= Exercise details =
The response should contain all of the records, copied exactly, and none of the images.

= Dataset =
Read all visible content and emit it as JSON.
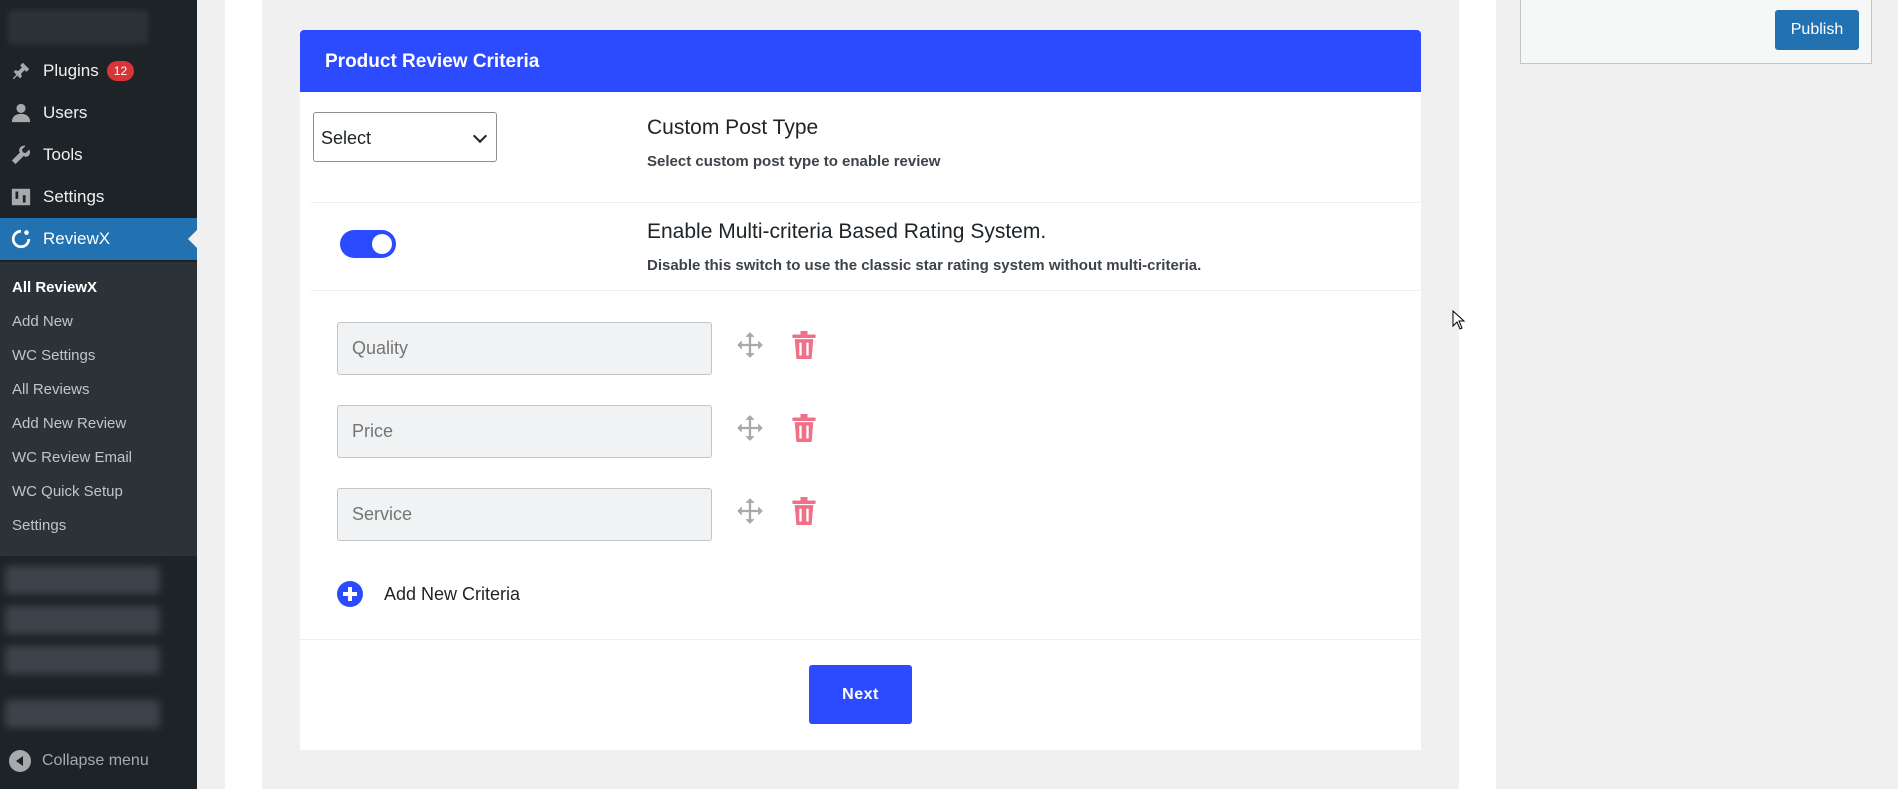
{
  "sidebar": {
    "menu": [
      {
        "label": "Plugins",
        "badge": "12",
        "icon": "plugin-icon"
      },
      {
        "label": "Users",
        "icon": "users-icon"
      },
      {
        "label": "Tools",
        "icon": "wrench-icon"
      },
      {
        "label": "Settings",
        "icon": "settings-icon"
      },
      {
        "label": "ReviewX",
        "icon": "reviewx-icon",
        "active": true
      }
    ],
    "submenu": [
      "All ReviewX",
      "Add New",
      "WC Settings",
      "All Reviews",
      "Add New Review",
      "WC Review Email",
      "WC Quick Setup",
      "Settings"
    ],
    "collapse_label": "Collapse menu"
  },
  "card": {
    "header_title": "Product Review Criteria",
    "select_value": "Select",
    "custom_post_type_title": "Custom Post Type",
    "custom_post_type_desc": "Select custom post type to enable review",
    "multi_criteria_title": "Enable Multi-criteria Based Rating System.",
    "multi_criteria_desc": "Disable this switch to use the classic star rating system without multi-criteria.",
    "multi_criteria_enabled": true,
    "criteria": [
      {
        "placeholder": "Quality"
      },
      {
        "placeholder": "Price"
      },
      {
        "placeholder": "Service"
      }
    ],
    "add_new_label": "Add New Criteria",
    "next_label": "Next"
  },
  "publish": {
    "label": "Publish"
  },
  "colors": {
    "accent": "#2c4bff",
    "wp_blue": "#2271b1",
    "trash": "#f0708a",
    "sidebar_bg": "#1d2327"
  }
}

= Exercise solution =
Read all visible content and emit it as JSON.
{
  "sidebar": {
    "menu": [
      {
        "label": "Plugins",
        "badge": "12",
        "icon": "plugin-icon"
      },
      {
        "label": "Users",
        "icon": "users-icon"
      },
      {
        "label": "Tools",
        "icon": "wrench-icon"
      },
      {
        "label": "Settings",
        "icon": "settings-icon"
      },
      {
        "label": "ReviewX",
        "icon": "reviewx-icon",
        "active": true
      }
    ],
    "submenu": [
      "All ReviewX",
      "Add New",
      "WC Settings",
      "All Reviews",
      "Add New Review",
      "WC Review Email",
      "WC Quick Setup",
      "Settings"
    ],
    "collapse_label": "Collapse menu"
  },
  "card": {
    "header_title": "Product Review Criteria",
    "select_value": "Select",
    "custom_post_type_title": "Custom Post Type",
    "custom_post_type_desc": "Select custom post type to enable review",
    "multi_criteria_title": "Enable Multi-criteria Based Rating System.",
    "multi_criteria_desc": "Disable this switch to use the classic star rating system without multi-criteria.",
    "multi_criteria_enabled": true,
    "criteria": [
      {
        "placeholder": "Quality"
      },
      {
        "placeholder": "Price"
      },
      {
        "placeholder": "Service"
      }
    ],
    "add_new_label": "Add New Criteria",
    "next_label": "Next"
  },
  "publish": {
    "label": "Publish"
  },
  "colors": {
    "accent": "#2c4bff",
    "wp_blue": "#2271b1",
    "trash": "#f0708a",
    "sidebar_bg": "#1d2327"
  }
}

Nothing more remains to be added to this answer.